Pictured above are three of the individuals who helped with the harvest. From the left: Harold Beach, Billy Wilkerson and Willard Otto. Photograph courtesy of Harold Beach.


By Troy Treasure

  In November, the Leonard-Area Growing Project harvested 60 acres of soybeans on the Jeff and Leah Otto farm just north of Cherry Box in southern Knox County.

  Culmination of the planting-to-combine endeavor produced $32,346, of which $29,111 has been designated to help alleviate hunger in the strife-torn Palestine-Gaza region of the Middle East.
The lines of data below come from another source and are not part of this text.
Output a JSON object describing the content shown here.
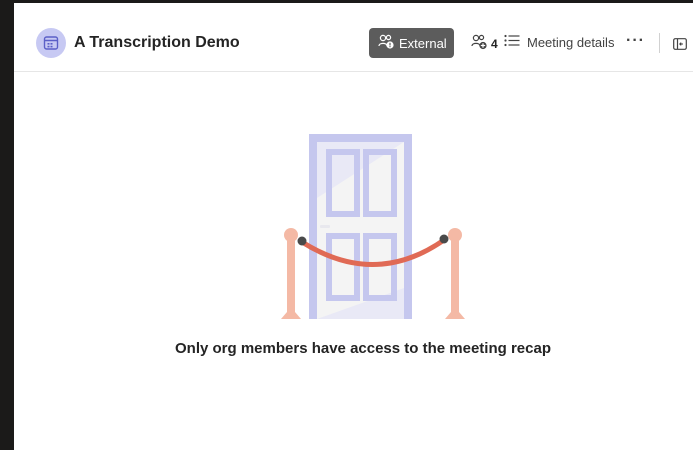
{
  "header": {
    "title": "A Transcription Demo",
    "external_label": "External",
    "participants_count": "4",
    "meeting_details_label": "Meeting details",
    "more_label": "···"
  },
  "main": {
    "message": "Only org members have access to the meeting recap"
  },
  "icons": {
    "meeting": "calendar-icon",
    "external": "external-people-icon",
    "participants": "people-icon",
    "details": "list-icon",
    "panel": "open-panel-icon",
    "illustration": "door-rope-illustration"
  },
  "colors": {
    "accent": "#5b5fc7",
    "icon_bg": "#c7c9f3",
    "external_bg": "#5c5c5c",
    "door": "#c5c7ee",
    "rope": "#e06a55",
    "post": "#f4b9a5"
  }
}
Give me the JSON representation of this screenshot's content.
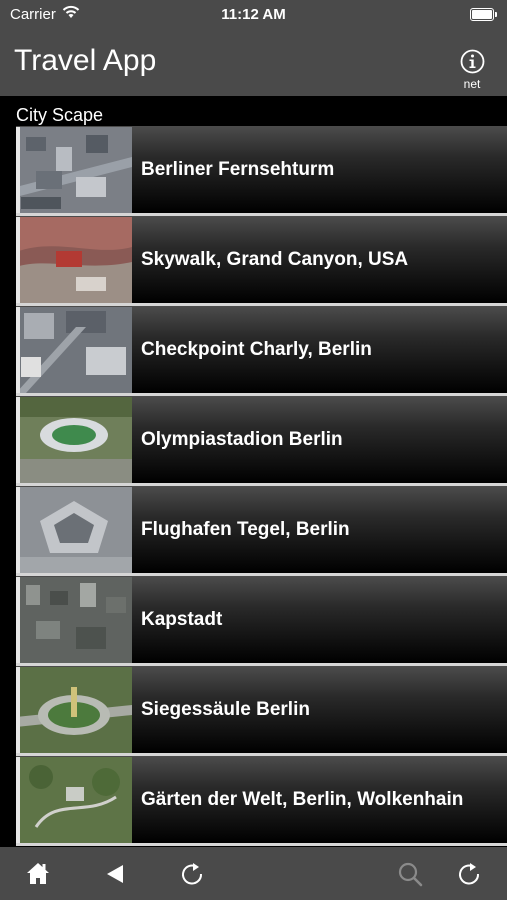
{
  "status": {
    "carrier": "Carrier",
    "time": "11:12 AM"
  },
  "nav": {
    "title": "Travel App",
    "info_label": "net"
  },
  "section": {
    "title": "City Scape"
  },
  "items": [
    {
      "label": "Berliner Fernsehturm"
    },
    {
      "label": "Skywalk, Grand Canyon, USA"
    },
    {
      "label": "Checkpoint Charly, Berlin"
    },
    {
      "label": "Olympiastadion Berlin"
    },
    {
      "label": "Flughafen Tegel, Berlin"
    },
    {
      "label": "Kapstadt"
    },
    {
      "label": "Siegessäule Berlin"
    },
    {
      "label": "Gärten der Welt, Berlin, Wolkenhain"
    }
  ],
  "toolbar": {
    "icons": [
      "home-icon",
      "back-icon",
      "reload-icon",
      "search-icon",
      "refresh-icon"
    ]
  },
  "colors": {
    "bar_bg": "#4a4a4a",
    "list_bg": "#000000",
    "separator": "#d6d6d6",
    "text": "#ffffff"
  }
}
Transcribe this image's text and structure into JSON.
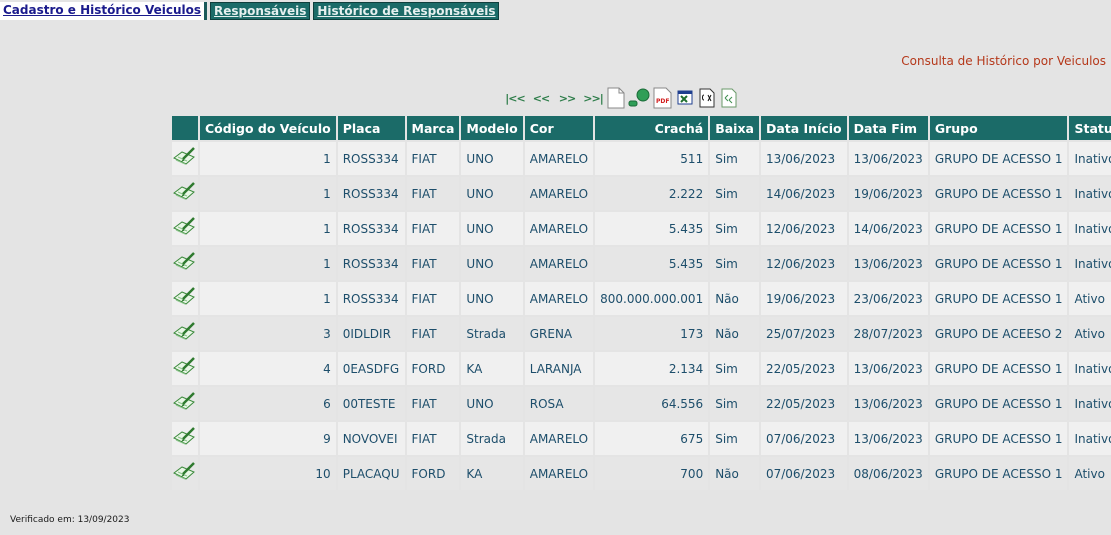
{
  "tabs": [
    {
      "label": "Cadastro e Histórico Veiculos"
    },
    {
      "label": "Responsáveis"
    },
    {
      "label": "Histórico de Responsáveis"
    }
  ],
  "page": {
    "subtitle": "Consulta de Histórico por Veiculos"
  },
  "toolbar": {
    "first": "|<<",
    "prev": "<<",
    "next": ">>",
    "last": ">>|"
  },
  "table": {
    "columns": [
      "",
      "Código do Veículo",
      "Placa",
      "Marca",
      "Modelo",
      "Cor",
      "Crachá",
      "Baixa",
      "Data Início",
      "Data Fim",
      "Grupo",
      "Status"
    ],
    "rows": [
      [
        "1",
        "ROSS334",
        "FIAT",
        "UNO",
        "AMARELO",
        "511",
        "Sim",
        "13/06/2023",
        "13/06/2023",
        "GRUPO DE ACESSO 1",
        "Inativo"
      ],
      [
        "1",
        "ROSS334",
        "FIAT",
        "UNO",
        "AMARELO",
        "2.222",
        "Sim",
        "14/06/2023",
        "19/06/2023",
        "GRUPO DE ACESSO 1",
        "Inativo"
      ],
      [
        "1",
        "ROSS334",
        "FIAT",
        "UNO",
        "AMARELO",
        "5.435",
        "Sim",
        "12/06/2023",
        "14/06/2023",
        "GRUPO DE ACESSO 1",
        "Inativo"
      ],
      [
        "1",
        "ROSS334",
        "FIAT",
        "UNO",
        "AMARELO",
        "5.435",
        "Sim",
        "12/06/2023",
        "13/06/2023",
        "GRUPO DE ACESSO 1",
        "Inativo"
      ],
      [
        "1",
        "ROSS334",
        "FIAT",
        "UNO",
        "AMARELO",
        "800.000.000.001",
        "Não",
        "19/06/2023",
        "23/06/2023",
        "GRUPO DE ACESSO 1",
        "Ativo"
      ],
      [
        "3",
        "0IDLDIR",
        "FIAT",
        "Strada",
        "GRENA",
        "173",
        "Não",
        "25/07/2023",
        "28/07/2023",
        "GRUPO DE ACEESO 2",
        "Ativo"
      ],
      [
        "4",
        "0EASDFG",
        "FORD",
        "KA",
        "LARANJA",
        "2.134",
        "Sim",
        "22/05/2023",
        "13/06/2023",
        "GRUPO DE ACESSO 1",
        "Inativo"
      ],
      [
        "6",
        "00TESTE",
        "FIAT",
        "UNO",
        "ROSA",
        "64.556",
        "Sim",
        "22/05/2023",
        "13/06/2023",
        "GRUPO DE ACESSO 1",
        "Inativo"
      ],
      [
        "9",
        "NOVOVEI",
        "FIAT",
        "Strada",
        "AMARELO",
        "675",
        "Sim",
        "07/06/2023",
        "13/06/2023",
        "GRUPO DE ACESSO 1",
        "Inativo"
      ],
      [
        "10",
        "PLACAQU",
        "FORD",
        "KA",
        "AMARELO",
        "700",
        "Não",
        "07/06/2023",
        "08/06/2023",
        "GRUPO DE ACESSO 1",
        "Ativo"
      ]
    ]
  },
  "footer": {
    "verified": "Verificado em: 13/09/2023"
  },
  "colors": {
    "header": "#1b6b68",
    "accent": "#b5381a",
    "text": "#1d4e6b"
  }
}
  The geographically small Gaza Strip territory is located on the eastern coast of the Mediterranean Sea. It shares short inland borders with Egypt (seven miles) and Israel (32).

  The Leonard-Area Growing Project started in 2004. Revenue generated from previous Project harvests has paid for items ranging from heifer cows in Africa to small family-friendly grain containers in Bolivia.

  The local project also donated $3,234 to the Illinois-based Growing Hope Globally organization which oversees several relief efforts including Palestine-Gaza.

  Several neighbors worked throughout the growing season assisting with the end result.

  Harold Beach said it was his year to oversee the general groundwork.

  “I think it was Willard Otto that planted it. Merlin Yoder and his family sprayed it,” Beach said. “Bichsel Spreading Service took care of the fertilizer and Vortex Seed furnished the seed for it. Different farmers furnished the chemical.”

  Among the harvest day personnel were Nolan Otto, Willard Otto, Billy Wilkerson, Harold Beach and Matt Beach.

  According to the Growing Hope Globally website, 58 percent of Palestine-Gaza inhabitants are food-aid dependent. Twelve percent of children exhibit moderate to severe malnutrition.

  The program assists families’ attempts to become food self-sufficient. One aspect is rabbit farming, the animals providing a source of much-needed protein. The program also identifies families in need of animals, cages, feed and basic veterinary training.

  COVID-19 has caused problems with sale and distribution of rabbits thus limiting incomes.

  “The good news is that rabbit-raising families have a steady source of protein and are generally able to eat meat at least twice a week,” a statement on the website indicates.

  For more information, please consult